- Have an annual wellness exam with your primary doctor. The primary purpose of a wellness visit is to set up a preventative care plan with your doctor. Among other things, you and your doctor will discuss family history, review your medications, make a list of specialists you see, and create a plan for preventative screening exams or tests. Communicating properly with your primary doctor will help eliminate unnecessary diagnostic tests.
- Closely monitor your Explanation of Benefits (EOB) and Medicare claims statements. Your EOB lists information about insurance claims from health care providers (doctor or hospital) and tells you when they were paid on your behalf. Prescription drugs filled at a pharmacy are also listed on an EOB. You should review your notice for any mistakes. If you find a mistake, contact your plan. You will be credited for charges issued to you in error. Disputed claims can also lead to the discovery of alleged fraud. Fraud costs Medicare millions of dollars a year.
These are three simple ways you can help reduce wasteful expenditures for Medicare. If we all stepped up and took these actions, we would help keep the Medicare program on the right path. By righting the ship, Medicare will be available not only to Millennials but future generations as well.
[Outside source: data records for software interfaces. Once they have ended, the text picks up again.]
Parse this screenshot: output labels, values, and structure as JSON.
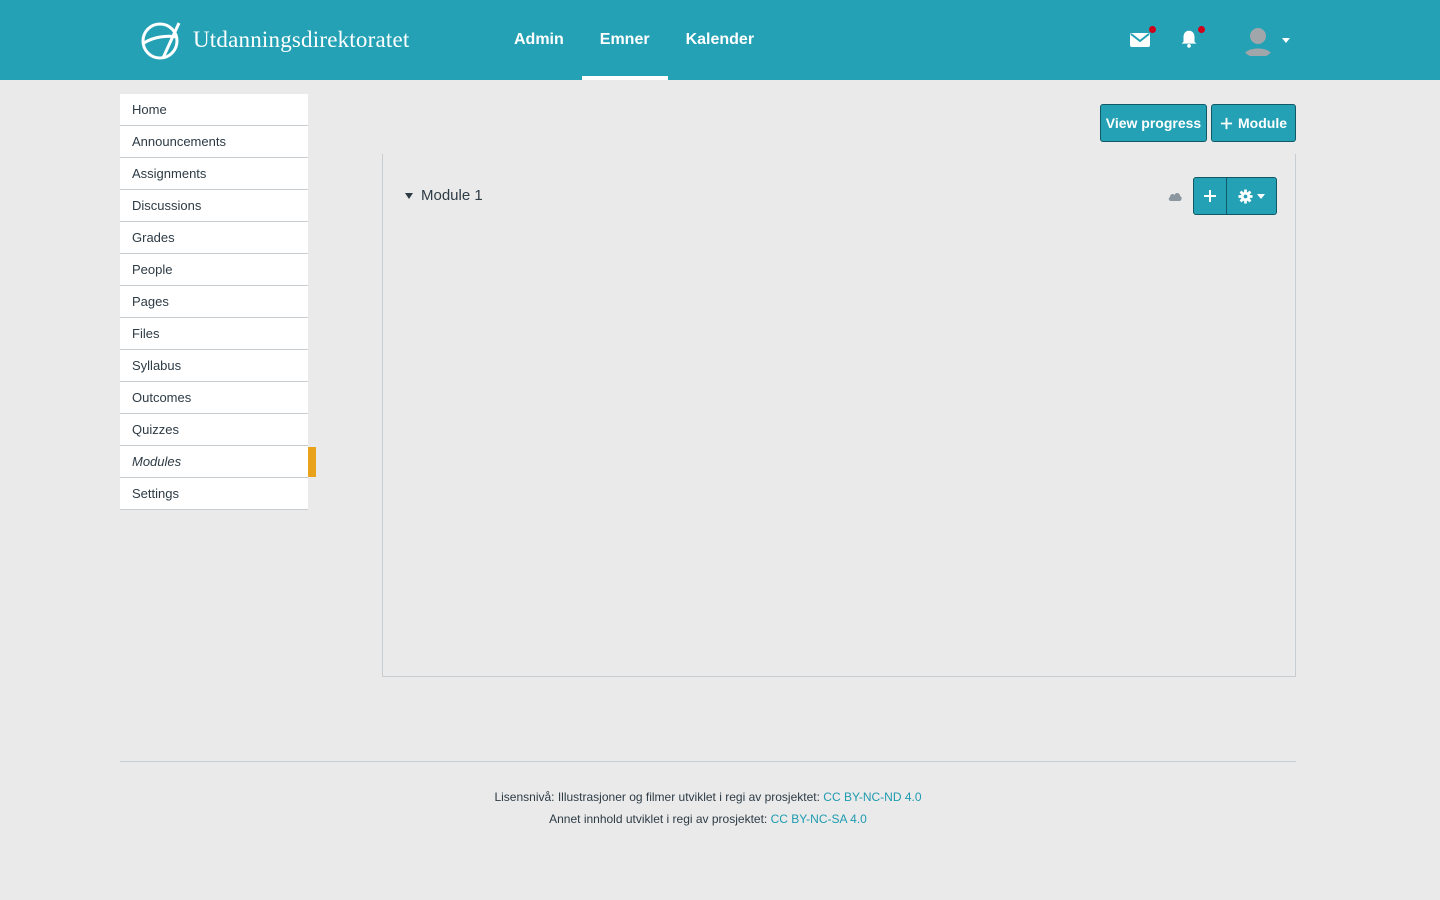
{
  "header": {
    "brand": "Utdanningsdirektoratet",
    "nav": [
      {
        "label": "Admin",
        "active": false
      },
      {
        "label": "Emner",
        "active": true
      },
      {
        "label": "Kalender",
        "active": false
      }
    ],
    "icons": [
      "envelope-icon",
      "bell-icon",
      "user-avatar-icon"
    ]
  },
  "sidebar": {
    "items": [
      {
        "label": "Home"
      },
      {
        "label": "Announcements"
      },
      {
        "label": "Assignments"
      },
      {
        "label": "Discussions"
      },
      {
        "label": "Grades"
      },
      {
        "label": "People"
      },
      {
        "label": "Pages"
      },
      {
        "label": "Files"
      },
      {
        "label": "Syllabus"
      },
      {
        "label": "Outcomes"
      },
      {
        "label": "Quizzes"
      },
      {
        "label": "Modules"
      },
      {
        "label": "Settings"
      }
    ],
    "active_index": 11
  },
  "toolbar": {
    "view_progress_label": "View progress",
    "add_module_label": "Module",
    "add_module_icon": "plus-icon"
  },
  "module": {
    "title": "Module 1",
    "icons": [
      "cloud-icon",
      "plus-icon",
      "gear-icon"
    ]
  },
  "footer": {
    "line1_text": "Lisensnivå: Illustrasjoner og filmer utviklet i regi av prosjektet: ",
    "line1_link": "CC BY-NC-ND 4.0",
    "line2_text": "Annet innhold utviklet i regi av prosjektet: ",
    "line2_link": "CC BY-NC-SA 4.0"
  },
  "colors": {
    "brand": "#24a1b5",
    "active_marker": "#e9a31b",
    "notification_dot": "#d0021b",
    "link": "#1f9bb0"
  }
}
Diane Daniels is the owner of Senior Advisors For Medicare & Medicaid (SAMM).She is the Author of The Medicare Survival Guide, which is available on amazon.com and authorhouse.com. Ms. Daniels can be reached for speaking engagements and questions at 855-855-7266 or by visiting her website at TheMedicareNation.com.